Thursday, February 2, 2006
Roger Stern argues in an open access article published January 31, 2006 in Proceedings of the National Academy of Science that oil is abundant, but for the monopoly power of OPEC, and that fear of the "Oil Weapon" has led us to a counterproductive policy of appeasement of OPEC and Arab States -- heightening tensions in the region and funding terrorism:

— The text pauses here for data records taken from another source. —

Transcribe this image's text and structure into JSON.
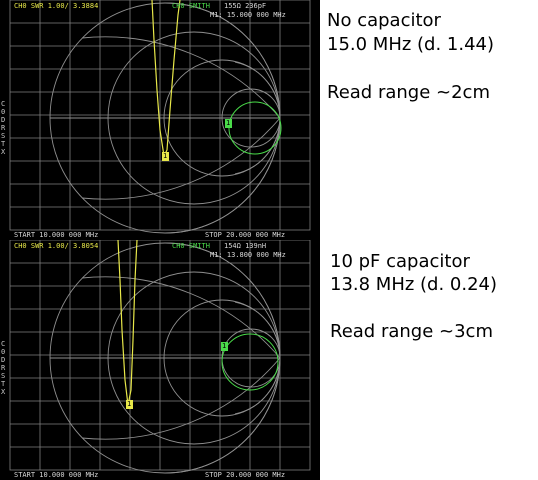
{
  "screens": [
    {
      "id": "top",
      "ch0_swr": "CH0 SWR 1.00/ 3.3884",
      "ch0_smith": "CH0 SMITH",
      "smith_value": "155Ω 236pF",
      "marker_line": "M1: 15.000 000 MHz",
      "side_labels": "C0 D R S T X",
      "start_label": "START 10.000 000 MHz",
      "stop_label": "STOP 20.000 000 MHz",
      "marker_glyph": "1",
      "colors": {
        "swr_trace": "#e8e84a",
        "smith_trace": "#4adc4a",
        "grid": "#8a8a8a"
      }
    },
    {
      "id": "bottom",
      "ch0_swr": "CH0 SWR 1.00/ 3.8054",
      "ch0_smith": "CH0 SMITH",
      "smith_value": "154Ω 139nH",
      "marker_line": "M1: 13.800 000 MHz",
      "side_labels": "C0 D R S T X",
      "start_label": "START 10.000 000 MHz",
      "stop_label": "STOP 20.000 000 MHz",
      "marker_glyph": "1",
      "colors": {
        "swr_trace": "#e8e84a",
        "smith_trace": "#4adc4a",
        "grid": "#8a8a8a"
      }
    }
  ],
  "captions": {
    "top": {
      "line1": "No capacitor",
      "line2": "15.0 MHz (d. 1.44)",
      "line3": "Read range ~2cm"
    },
    "bottom": {
      "line1": "10 pF capacitor",
      "line2": "13.8 MHz (d. 0.24)",
      "line3": "Read range ~3cm"
    }
  }
}
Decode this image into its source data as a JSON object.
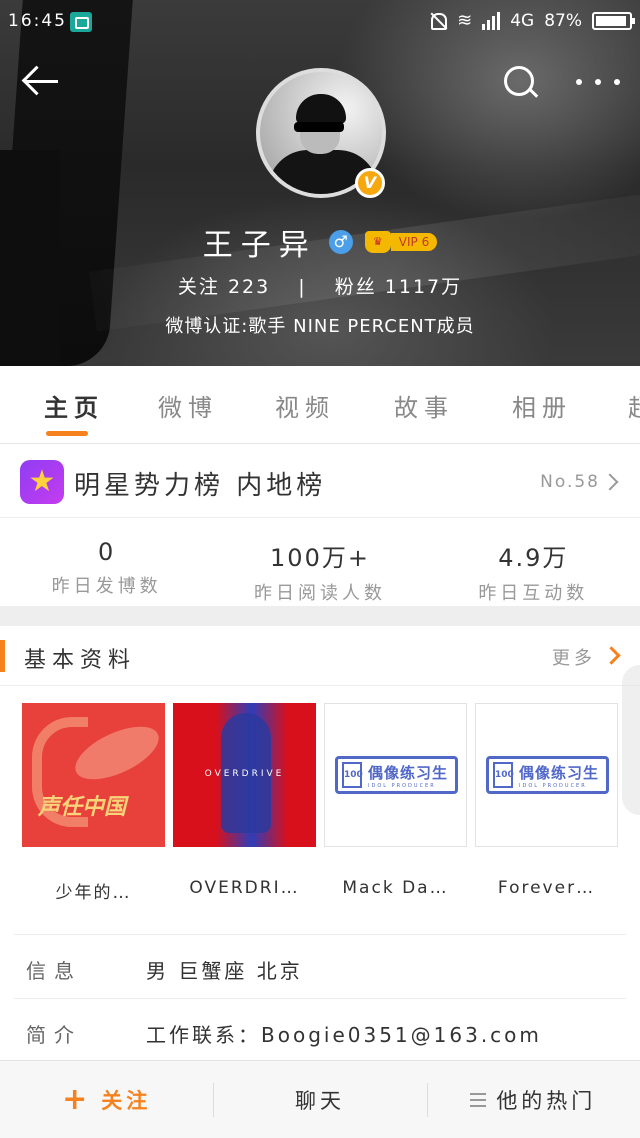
{
  "status_bar": {
    "time": "16:45",
    "network": "4G",
    "battery": "87%"
  },
  "profile": {
    "name": "王子异",
    "vip": "VIP 6",
    "following_label": "关注",
    "following_count": "223",
    "separator": "|",
    "fans_label": "粉丝",
    "fans_count": "1117万",
    "verification": "微博认证:歌手 NINE PERCENT成员"
  },
  "tabs": [
    {
      "label": "主页",
      "active": true
    },
    {
      "label": "微博"
    },
    {
      "label": "视频"
    },
    {
      "label": "故事"
    },
    {
      "label": "相册"
    },
    {
      "label": "超"
    }
  ],
  "star_rank": {
    "title": "明星势力榜 内地榜",
    "rank": "No.58"
  },
  "stats": [
    {
      "value": "0",
      "label": "昨日发博数"
    },
    {
      "value": "100万+",
      "label": "昨日阅读人数"
    },
    {
      "value": "4.9万",
      "label": "昨日互动数"
    }
  ],
  "basic_info": {
    "title": "基本资料",
    "more": "更多",
    "albums": [
      {
        "label": "少年的…",
        "cover_text": "声任中国"
      },
      {
        "label": "OVERDRI…",
        "cover_text": "OVERDRIVE"
      },
      {
        "label": "Mack Da…",
        "logo_box": "100",
        "logo_text": "偶像练习生",
        "logo_sub": "IDOL PRODUCER"
      },
      {
        "label": "Forever…",
        "logo_box": "100",
        "logo_text": "偶像练习生",
        "logo_sub": "IDOL PRODUCER"
      }
    ],
    "rows": [
      {
        "key": "信息",
        "value": "男 巨蟹座 北京"
      },
      {
        "key": "简介",
        "value": "工作联系：Boogie0351@163.com"
      }
    ]
  },
  "bottom_bar": {
    "follow": "关注",
    "chat": "聊天",
    "hot": "他的热门"
  },
  "colors": {
    "accent": "#f5821f",
    "vip_gold": "#f5b800",
    "rank_purple": "#a03cf0"
  }
}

oil market power, not oil per se, creates instability in the Persian Gulf. More simply, each firmstate's monopoly proceeds are a potential war prize to another. This intrinsic threat latent in monopoly price remains obscure to U.S. policymakers but is clear enough to Gulf states themselves. Their rents at risk of capture both allow and compel them to sustain some of the world's highest military spending per capita. Iran's nuclear weapons program and Iraq's assembly of the world's fourth-largest armed forces in 1990 exemplify this association of hypermilitarization and market power.